BEGIN

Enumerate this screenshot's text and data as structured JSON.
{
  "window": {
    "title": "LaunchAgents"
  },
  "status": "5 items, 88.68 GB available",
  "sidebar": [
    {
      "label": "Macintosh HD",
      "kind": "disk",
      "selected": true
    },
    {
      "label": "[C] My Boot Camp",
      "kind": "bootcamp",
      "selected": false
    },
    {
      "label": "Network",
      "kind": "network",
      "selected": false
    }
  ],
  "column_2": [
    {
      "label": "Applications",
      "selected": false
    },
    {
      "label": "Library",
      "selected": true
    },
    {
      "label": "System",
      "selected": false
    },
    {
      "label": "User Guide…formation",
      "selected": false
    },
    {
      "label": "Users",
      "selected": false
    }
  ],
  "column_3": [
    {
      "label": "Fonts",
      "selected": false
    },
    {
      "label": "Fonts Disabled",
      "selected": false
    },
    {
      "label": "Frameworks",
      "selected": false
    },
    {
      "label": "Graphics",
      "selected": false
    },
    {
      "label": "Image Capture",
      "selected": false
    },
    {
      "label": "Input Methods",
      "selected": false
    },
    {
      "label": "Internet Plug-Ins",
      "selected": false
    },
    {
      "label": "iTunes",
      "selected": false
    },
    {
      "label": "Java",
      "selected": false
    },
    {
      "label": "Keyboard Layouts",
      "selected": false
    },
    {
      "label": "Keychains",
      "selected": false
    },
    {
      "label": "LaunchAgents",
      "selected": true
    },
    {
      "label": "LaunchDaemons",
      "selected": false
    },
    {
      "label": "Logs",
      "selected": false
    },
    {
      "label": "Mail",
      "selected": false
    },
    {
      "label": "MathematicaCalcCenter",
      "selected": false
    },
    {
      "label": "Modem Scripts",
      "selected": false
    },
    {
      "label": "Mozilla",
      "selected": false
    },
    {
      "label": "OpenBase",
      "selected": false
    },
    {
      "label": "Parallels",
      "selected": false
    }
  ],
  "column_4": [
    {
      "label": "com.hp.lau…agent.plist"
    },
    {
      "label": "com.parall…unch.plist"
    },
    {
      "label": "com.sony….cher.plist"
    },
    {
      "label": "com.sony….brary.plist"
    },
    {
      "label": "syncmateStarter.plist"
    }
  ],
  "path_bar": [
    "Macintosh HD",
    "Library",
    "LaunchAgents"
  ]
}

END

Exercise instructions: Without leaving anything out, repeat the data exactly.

Response area:
Enumerate this screenshot's text and data as structured JSON.
{
  "window": {
    "title": "LaunchAgents"
  },
  "status": "5 items, 88.68 GB available",
  "sidebar": [
    {
      "label": "Macintosh HD",
      "kind": "disk",
      "selected": true
    },
    {
      "label": "[C] My Boot Camp",
      "kind": "bootcamp",
      "selected": false
    },
    {
      "label": "Network",
      "kind": "network",
      "selected": false
    }
  ],
  "column_2": [
    {
      "label": "Applications",
      "selected": false
    },
    {
      "label": "Library",
      "selected": true
    },
    {
      "label": "System",
      "selected": false
    },
    {
      "label": "User Guide…formation",
      "selected": false
    },
    {
      "label": "Users",
      "selected": false
    }
  ],
  "column_3": [
    {
      "label": "Fonts",
      "selected": false
    },
    {
      "label": "Fonts Disabled",
      "selected": false
    },
    {
      "label": "Frameworks",
      "selected": false
    },
    {
      "label": "Graphics",
      "selected": false
    },
    {
      "label": "Image Capture",
      "selected": false
    },
    {
      "label": "Input Methods",
      "selected": false
    },
    {
      "label": "Internet Plug-Ins",
      "selected": false
    },
    {
      "label": "iTunes",
      "selected": false
    },
    {
      "label": "Java",
      "selected": false
    },
    {
      "label": "Keyboard Layouts",
      "selected": false
    },
    {
      "label": "Keychains",
      "selected": false
    },
    {
      "label": "LaunchAgents",
      "selected": true
    },
    {
      "label": "LaunchDaemons",
      "selected": false
    },
    {
      "label": "Logs",
      "selected": false
    },
    {
      "label": "Mail",
      "selected": false
    },
    {
      "label": "MathematicaCalcCenter",
      "selected": false
    },
    {
      "label": "Modem Scripts",
      "selected": false
    },
    {
      "label": "Mozilla",
      "selected": false
    },
    {
      "label": "OpenBase",
      "selected": false
    },
    {
      "label": "Parallels",
      "selected": false
    }
  ],
  "column_4": [
    {
      "label": "com.hp.lau…agent.plist"
    },
    {
      "label": "com.parall…unch.plist"
    },
    {
      "label": "com.sony….cher.plist"
    },
    {
      "label": "com.sony….brary.plist"
    },
    {
      "label": "syncmateStarter.plist"
    }
  ],
  "path_bar": [
    "Macintosh HD",
    "Library",
    "LaunchAgents"
  ]
}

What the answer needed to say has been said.